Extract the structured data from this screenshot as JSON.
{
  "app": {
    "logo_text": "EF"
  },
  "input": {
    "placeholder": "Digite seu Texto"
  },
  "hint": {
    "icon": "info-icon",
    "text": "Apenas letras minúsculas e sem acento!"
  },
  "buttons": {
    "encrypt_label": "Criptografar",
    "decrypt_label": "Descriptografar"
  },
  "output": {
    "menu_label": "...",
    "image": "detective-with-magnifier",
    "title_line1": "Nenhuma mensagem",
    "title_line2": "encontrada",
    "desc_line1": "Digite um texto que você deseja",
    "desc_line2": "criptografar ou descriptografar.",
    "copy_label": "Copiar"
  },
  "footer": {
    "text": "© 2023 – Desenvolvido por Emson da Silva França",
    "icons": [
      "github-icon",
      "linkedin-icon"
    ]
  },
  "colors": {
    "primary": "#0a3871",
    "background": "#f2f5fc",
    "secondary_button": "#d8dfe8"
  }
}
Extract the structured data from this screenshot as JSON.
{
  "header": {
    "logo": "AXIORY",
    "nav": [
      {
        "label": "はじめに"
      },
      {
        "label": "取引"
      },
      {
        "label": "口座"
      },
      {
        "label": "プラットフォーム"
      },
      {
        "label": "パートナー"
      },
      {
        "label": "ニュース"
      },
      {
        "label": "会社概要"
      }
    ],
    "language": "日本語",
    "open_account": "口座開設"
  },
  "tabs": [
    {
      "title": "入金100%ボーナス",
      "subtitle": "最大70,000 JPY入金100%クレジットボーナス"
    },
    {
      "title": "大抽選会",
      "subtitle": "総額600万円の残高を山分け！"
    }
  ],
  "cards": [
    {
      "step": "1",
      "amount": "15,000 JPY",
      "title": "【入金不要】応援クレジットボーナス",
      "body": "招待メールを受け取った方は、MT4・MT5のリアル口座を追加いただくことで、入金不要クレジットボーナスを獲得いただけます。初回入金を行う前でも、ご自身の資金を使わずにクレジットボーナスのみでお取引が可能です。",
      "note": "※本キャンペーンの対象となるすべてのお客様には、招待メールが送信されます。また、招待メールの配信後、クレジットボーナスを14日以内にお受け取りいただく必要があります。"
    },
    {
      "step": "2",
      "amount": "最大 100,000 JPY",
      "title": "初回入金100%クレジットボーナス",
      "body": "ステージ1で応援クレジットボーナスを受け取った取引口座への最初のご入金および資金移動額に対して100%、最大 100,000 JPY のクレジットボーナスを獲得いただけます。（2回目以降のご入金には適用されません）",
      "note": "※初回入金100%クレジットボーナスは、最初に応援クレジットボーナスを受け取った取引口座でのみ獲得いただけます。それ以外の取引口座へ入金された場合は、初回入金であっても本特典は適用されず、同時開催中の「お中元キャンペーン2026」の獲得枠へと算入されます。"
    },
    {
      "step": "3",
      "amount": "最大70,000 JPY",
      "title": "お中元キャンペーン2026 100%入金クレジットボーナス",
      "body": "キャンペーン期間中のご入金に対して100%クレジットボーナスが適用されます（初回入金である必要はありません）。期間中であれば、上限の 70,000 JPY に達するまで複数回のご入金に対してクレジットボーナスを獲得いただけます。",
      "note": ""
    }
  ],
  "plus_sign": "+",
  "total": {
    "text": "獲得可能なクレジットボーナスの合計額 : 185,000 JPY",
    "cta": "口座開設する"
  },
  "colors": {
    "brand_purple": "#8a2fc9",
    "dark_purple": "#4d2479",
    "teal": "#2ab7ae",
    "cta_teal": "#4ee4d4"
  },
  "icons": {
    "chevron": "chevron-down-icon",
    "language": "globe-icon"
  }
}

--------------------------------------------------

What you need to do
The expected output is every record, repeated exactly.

Output
Extract the structured data from this screenshot as JSON.
{
  "app": {
    "logo_text": "EF"
  },
  "input": {
    "placeholder": "Digite seu Texto"
  },
  "hint": {
    "icon": "info-icon",
    "text": "Apenas letras minúsculas e sem acento!"
  },
  "buttons": {
    "encrypt_label": "Criptografar",
    "decrypt_label": "Descriptografar"
  },
  "output": {
    "menu_label": "...",
    "image": "detective-with-magnifier",
    "title_line1": "Nenhuma mensagem",
    "title_line2": "encontrada",
    "desc_line1": "Digite um texto que você deseja",
    "desc_line2": "criptografar ou descriptografar.",
    "copy_label": "Copiar"
  },
  "footer": {
    "text": "© 2023 – Desenvolvido por Emson da Silva França",
    "icons": [
      "github-icon",
      "linkedin-icon"
    ]
  },
  "colors": {
    "primary": "#0a3871",
    "background": "#f2f5fc",
    "secondary_button": "#d8dfe8"
  }
}
Extract the structured data from this screenshot as JSON.
{
  "header": {
    "logo": "AXIORY",
    "nav": [
      {
        "label": "はじめに"
      },
      {
        "label": "取引"
      },
      {
        "label": "口座"
      },
      {
        "label": "プラットフォーム"
      },
      {
        "label": "パートナー"
      },
      {
        "label": "ニュース"
      },
      {
        "label": "会社概要"
      }
    ],
    "language": "日本語",
    "open_account": "口座開設"
  },
  "tabs": [
    {
      "title": "入金100%ボーナス",
      "subtitle": "最大70,000 JPY入金100%クレジットボーナス"
    },
    {
      "title": "大抽選会",
      "subtitle": "総額600万円の残高を山分け！"
    }
  ],
  "cards": [
    {
      "step": "1",
      "amount": "15,000 JPY",
      "title": "【入金不要】応援クレジットボーナス",
      "body": "招待メールを受け取った方は、MT4・MT5のリアル口座を追加いただくことで、入金不要クレジットボーナスを獲得いただけます。初回入金を行う前でも、ご自身の資金を使わずにクレジットボーナスのみでお取引が可能です。",
      "note": "※本キャンペーンの対象となるすべてのお客様には、招待メールが送信されます。また、招待メールの配信後、クレジットボーナスを14日以内にお受け取りいただく必要があります。"
    },
    {
      "step": "2",
      "amount": "最大 100,000 JPY",
      "title": "初回入金100%クレジットボーナス",
      "body": "ステージ1で応援クレジットボーナスを受け取った取引口座への最初のご入金および資金移動額に対して100%、最大 100,000 JPY のクレジットボーナスを獲得いただけます。（2回目以降のご入金には適用されません）",
      "note": "※初回入金100%クレジットボーナスは、最初に応援クレジットボーナスを受け取った取引口座でのみ獲得いただけます。それ以外の取引口座へ入金された場合は、初回入金であっても本特典は適用されず、同時開催中の「お中元キャンペーン2026」の獲得枠へと算入されます。"
    },
    {
      "step": "3",
      "amount": "最大70,000 JPY",
      "title": "お中元キャンペーン2026 100%入金クレジットボーナス",
      "body": "キャンペーン期間中のご入金に対して100%クレジットボーナスが適用されます（初回入金である必要はありません）。期間中であれば、上限の 70,000 JPY に達するまで複数回のご入金に対してクレジットボーナスを獲得いただけます。",
      "note": ""
    }
  ],
  "plus_sign": "+",
  "total": {
    "text": "獲得可能なクレジットボーナスの合計額 : 185,000 JPY",
    "cta": "口座開設する"
  },
  "colors": {
    "brand_purple": "#8a2fc9",
    "dark_purple": "#4d2479",
    "teal": "#2ab7ae",
    "cta_teal": "#4ee4d4"
  },
  "icons": {
    "chevron": "chevron-down-icon",
    "language": "globe-icon"
  }
}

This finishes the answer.